Kampala, Uganda | THE INDEPENDENT | The World Bank has urged the Ugandan government to pass the Special Needs and Inclusive Education policy which has remained in a draft for close to ten years.
The policy, which was drafted in 2011, makes it mandatory for all schools to have special needs teachers trained and placed in different classrooms. It also requires schools to have the right infrastructure like rumps to ease the movement of learners with physical disabilities.
Diana Sekaggya Bagarukayo, an Education Specialist at the World Bank Uganda observes that in the absence of the policy, a number of learners with special needs have been left out of the mainstream education system.
Sekaggya says that the ministry needs to move to the next level so that different activities can take off regarding special needs education in the field.
Negris Onen, the commissioner of special needs education says that they are working towards getting the policy passed as soon as possible.
“We still have some work to do on the draft before we can present it to the cabinet but in the process, we are not sleeping. We recently launched a tool to help teachers identify learners with special needs in schools so that their learning needs can be met at the classroom level by teachers,” Onen said.
Dr Patrick Ojok, a lecturer at the Faculty of Special Needs Education at Kyambogo University says that without a policy, it is hard to prepare teachers to be able to carry out inclusive education.
The World Bank made the call during the handover of equipment for the treatment and diagnosis of hearing impairments in schools and communities. The handover took place at the Office of the Prime Minister in Kampala today.
The equipment, donated by the Starkey hearing foundation, consists of diagnostic audiometers to be sent to six regional hospitals, in Moroto, Mbale, Masaka, Entebbe, Mbarara and Gulu.
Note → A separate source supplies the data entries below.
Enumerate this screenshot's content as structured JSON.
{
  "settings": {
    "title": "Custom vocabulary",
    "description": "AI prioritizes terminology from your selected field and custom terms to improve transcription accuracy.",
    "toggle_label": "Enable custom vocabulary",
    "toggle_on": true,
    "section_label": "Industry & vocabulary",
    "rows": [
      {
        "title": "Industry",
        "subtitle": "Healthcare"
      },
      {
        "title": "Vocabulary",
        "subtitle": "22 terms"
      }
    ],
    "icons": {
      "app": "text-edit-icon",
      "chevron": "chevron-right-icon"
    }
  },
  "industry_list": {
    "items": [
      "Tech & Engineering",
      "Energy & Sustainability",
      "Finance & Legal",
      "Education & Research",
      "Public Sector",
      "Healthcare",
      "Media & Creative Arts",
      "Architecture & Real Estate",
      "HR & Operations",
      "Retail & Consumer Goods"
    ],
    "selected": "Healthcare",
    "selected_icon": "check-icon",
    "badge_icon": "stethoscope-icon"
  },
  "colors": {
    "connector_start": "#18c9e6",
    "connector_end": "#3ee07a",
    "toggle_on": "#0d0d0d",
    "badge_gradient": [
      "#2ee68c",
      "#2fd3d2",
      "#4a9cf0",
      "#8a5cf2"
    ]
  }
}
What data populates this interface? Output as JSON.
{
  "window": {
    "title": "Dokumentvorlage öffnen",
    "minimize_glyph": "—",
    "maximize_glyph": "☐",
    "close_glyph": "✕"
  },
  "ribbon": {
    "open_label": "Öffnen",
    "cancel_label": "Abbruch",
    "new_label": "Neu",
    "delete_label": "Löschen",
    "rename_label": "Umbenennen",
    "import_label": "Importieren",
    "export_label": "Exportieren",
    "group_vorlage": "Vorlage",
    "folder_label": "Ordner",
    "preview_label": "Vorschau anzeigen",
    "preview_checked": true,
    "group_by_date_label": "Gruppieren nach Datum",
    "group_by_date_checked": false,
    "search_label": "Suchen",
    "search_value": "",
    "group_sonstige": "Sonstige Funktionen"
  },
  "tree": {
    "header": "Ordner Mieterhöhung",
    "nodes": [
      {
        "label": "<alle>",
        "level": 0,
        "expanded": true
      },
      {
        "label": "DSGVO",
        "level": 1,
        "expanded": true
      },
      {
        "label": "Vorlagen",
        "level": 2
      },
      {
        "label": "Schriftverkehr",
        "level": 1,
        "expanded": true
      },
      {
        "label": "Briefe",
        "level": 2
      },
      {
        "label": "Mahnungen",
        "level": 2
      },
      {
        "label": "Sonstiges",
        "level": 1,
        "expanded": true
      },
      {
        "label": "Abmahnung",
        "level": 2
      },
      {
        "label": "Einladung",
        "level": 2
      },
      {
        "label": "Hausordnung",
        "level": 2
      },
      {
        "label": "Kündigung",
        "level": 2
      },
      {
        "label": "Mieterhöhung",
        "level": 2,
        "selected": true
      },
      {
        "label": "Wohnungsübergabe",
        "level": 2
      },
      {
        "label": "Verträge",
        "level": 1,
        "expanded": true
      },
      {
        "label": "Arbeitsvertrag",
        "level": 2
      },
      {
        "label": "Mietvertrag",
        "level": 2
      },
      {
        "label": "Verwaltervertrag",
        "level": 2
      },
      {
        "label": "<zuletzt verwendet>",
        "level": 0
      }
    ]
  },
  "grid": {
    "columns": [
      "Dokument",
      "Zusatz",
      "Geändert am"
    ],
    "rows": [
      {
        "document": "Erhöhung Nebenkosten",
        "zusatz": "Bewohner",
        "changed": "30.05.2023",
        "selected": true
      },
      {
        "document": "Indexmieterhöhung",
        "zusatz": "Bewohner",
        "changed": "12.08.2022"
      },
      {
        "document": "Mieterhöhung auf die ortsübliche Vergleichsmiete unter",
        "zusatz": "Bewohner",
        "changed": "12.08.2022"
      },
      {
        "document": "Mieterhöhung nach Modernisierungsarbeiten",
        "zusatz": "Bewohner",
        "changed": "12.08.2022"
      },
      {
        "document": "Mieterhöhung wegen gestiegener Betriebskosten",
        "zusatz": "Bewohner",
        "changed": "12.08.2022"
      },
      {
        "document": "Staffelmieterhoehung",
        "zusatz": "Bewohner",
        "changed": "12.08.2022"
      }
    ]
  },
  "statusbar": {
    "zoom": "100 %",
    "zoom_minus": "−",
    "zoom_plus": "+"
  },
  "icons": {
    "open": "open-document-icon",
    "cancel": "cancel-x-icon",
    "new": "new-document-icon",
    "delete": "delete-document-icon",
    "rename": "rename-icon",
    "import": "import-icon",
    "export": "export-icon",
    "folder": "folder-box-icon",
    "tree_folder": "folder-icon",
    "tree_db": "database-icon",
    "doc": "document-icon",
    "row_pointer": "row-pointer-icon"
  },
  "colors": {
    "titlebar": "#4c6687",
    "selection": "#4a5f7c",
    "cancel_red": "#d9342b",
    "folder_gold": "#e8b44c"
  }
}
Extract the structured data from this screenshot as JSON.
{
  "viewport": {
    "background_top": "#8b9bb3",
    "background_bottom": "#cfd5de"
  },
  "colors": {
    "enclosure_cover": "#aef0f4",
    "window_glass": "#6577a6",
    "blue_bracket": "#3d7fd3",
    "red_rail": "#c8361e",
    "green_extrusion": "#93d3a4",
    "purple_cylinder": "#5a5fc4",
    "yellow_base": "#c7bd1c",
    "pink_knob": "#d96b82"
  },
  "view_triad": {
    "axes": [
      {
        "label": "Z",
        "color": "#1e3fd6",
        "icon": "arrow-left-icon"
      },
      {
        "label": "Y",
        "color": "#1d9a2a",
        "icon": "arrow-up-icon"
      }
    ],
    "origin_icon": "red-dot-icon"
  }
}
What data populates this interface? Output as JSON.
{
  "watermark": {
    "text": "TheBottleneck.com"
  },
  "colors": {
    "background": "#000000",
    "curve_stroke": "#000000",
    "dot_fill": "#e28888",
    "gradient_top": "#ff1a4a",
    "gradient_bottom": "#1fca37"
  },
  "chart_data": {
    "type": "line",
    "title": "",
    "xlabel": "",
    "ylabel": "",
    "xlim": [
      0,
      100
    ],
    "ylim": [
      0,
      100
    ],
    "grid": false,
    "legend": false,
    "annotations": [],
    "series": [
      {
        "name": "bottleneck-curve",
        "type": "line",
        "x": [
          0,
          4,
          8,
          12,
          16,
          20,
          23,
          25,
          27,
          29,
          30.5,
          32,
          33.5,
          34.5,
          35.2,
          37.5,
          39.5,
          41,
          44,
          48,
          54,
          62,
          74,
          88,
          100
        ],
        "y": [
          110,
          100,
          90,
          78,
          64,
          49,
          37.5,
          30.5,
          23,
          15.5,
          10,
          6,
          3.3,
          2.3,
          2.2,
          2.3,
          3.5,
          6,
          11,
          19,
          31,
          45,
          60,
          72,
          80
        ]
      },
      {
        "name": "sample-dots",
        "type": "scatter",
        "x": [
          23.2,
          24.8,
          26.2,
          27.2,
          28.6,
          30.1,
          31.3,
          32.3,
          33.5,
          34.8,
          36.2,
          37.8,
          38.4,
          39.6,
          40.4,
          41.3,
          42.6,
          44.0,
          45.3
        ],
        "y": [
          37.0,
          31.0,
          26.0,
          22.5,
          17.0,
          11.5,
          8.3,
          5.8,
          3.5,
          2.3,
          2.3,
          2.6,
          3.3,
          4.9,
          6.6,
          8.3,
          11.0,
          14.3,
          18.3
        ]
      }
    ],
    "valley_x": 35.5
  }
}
As part of a partnership between the health and education ministries, learners referred to schools will not pay for assessment at the hospitals.
State Minister for Higher Education John Chrysostom Muyingo, says this will enable quick follow-ups for learners with suspected hearing impairments.